Offended and insulted, and under domestic pressure on his return, Obama took a hard line. A $6.4 billion arms aid to Taiwan was cleared, Obama met the Dalai Lama in the White House briefing room, and trade restrictions on Chinese exports dumping mounted. Strong US support to the internet company Google signalled it would stand by the company against Chinese internet attacks and restrictive laws. The Google issue is now a major case between the two countries.
A section in China’s top leadership does realise that they are far behind in challenging the US, despite the latter earning negative points in places like Iraq, Pakistan and Afghanistan. China has significant economic, strategic and security interests in these countries, especially in Pakistan and Afghanistan. It just cannot afford to enter into a confrontation in these areas.
Suddenly Beijing is realising that the US power is hardly in the decline. If it dumps its $800 billion US treasury bonds to attack the US economy as suggested by some PLA analysts, its export based economy will go down in a hole.
China’s disappointment with Russia was reflected in Yang Jiechi’s briefing. His only reference to Russia was in answer to a reporter’s question, and his cryptic reply was that the China-Russia oil pipe line may be operational next year. The distrust between China and Russia is becoming palpable. No major Russian military transfer to China has occurred since 2004. Russia has also long delayed agreements on oil sale to China. A People’s Daily article last September castigated Russia as untrustworthy, having historically let down China.
Historical differences between China and Russia continue. Despite setting up the Shanghai Co-operation Organization (SCO) where these two countries play prime roles, Moscow is not really convenient with China’s intentions in Central Asia. On the other hand, Beijing is highly suspicious of Russia’s moves in old Indo-China influenced region, especially on recent Russian military supplies to Vietnam, which includes naval crafts.
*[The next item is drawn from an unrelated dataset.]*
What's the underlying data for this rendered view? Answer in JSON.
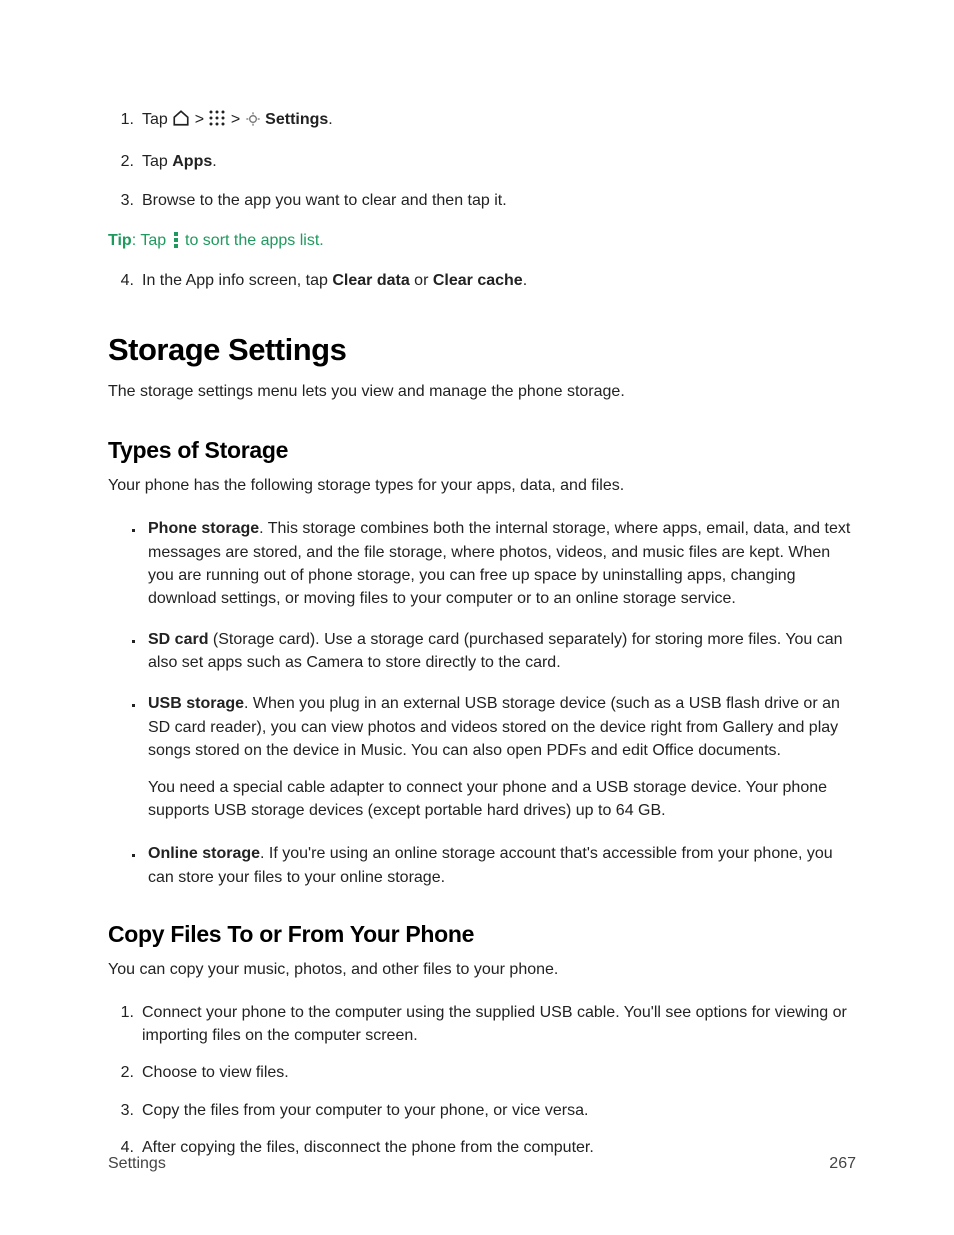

While no particular mention was made on India by Yang Jiechi, or even by Premier Wen Jiabao in his address to the NPC, a studiously cautious approach can be discerned over the last several months.
It is no doubt that India’s mature handling of the economic meltdown and constant growth rate has impressed Beijing. But New Delhi’s new attention to the Indian Ocean, upgrading defence capability, topped with successful diplomacy is competing China. It sees India in various permutations and combinations like an India-US partnership, an India-US-Japan co-operation, a Japan-India partnership and even an India-US-Russia co-operation, all of which are seen as challenges. Of specific interest now, according to writings by party strategists India is viewed as well poised to control the Indian Ocean.
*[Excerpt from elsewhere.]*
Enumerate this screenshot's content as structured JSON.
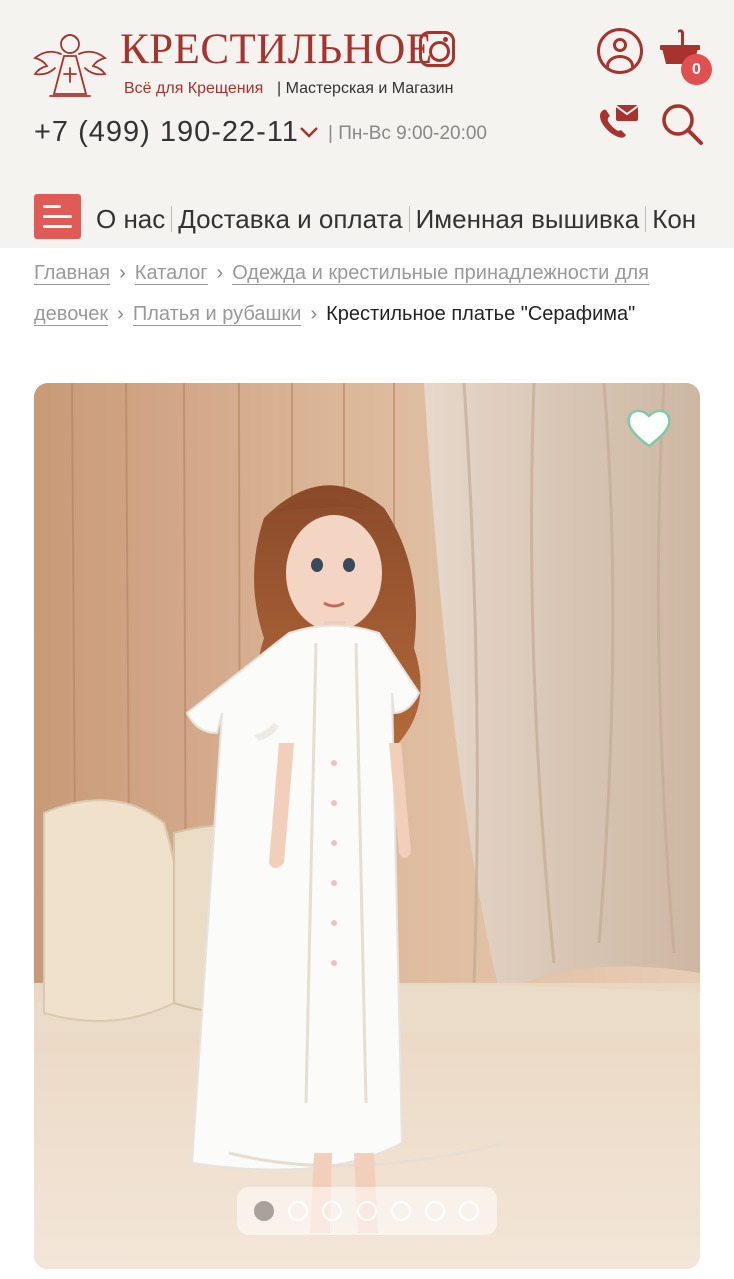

But in the midst of major quarrel with the US to see who blinks first, issues with India have been set aside temporarily. From now to the 12th Party Congress (2012) when new leaders take over, China is expected to be in a consolidating track on foreign policy unless something goes wrong seriously.
What China is urging the US to understand is that while most differences and disputes can be either resolved or set aside, no Chinese leader can dare to be seen as soft on two core issues–Taiwan and the Dalai Lama’s activities on Tibet. The crux of China’s foreign policy is stuck here.
(The author, Mr Bhaskar Roy, is an eminent China analyst with many years of experience. Email: firstname.lastname@example.org)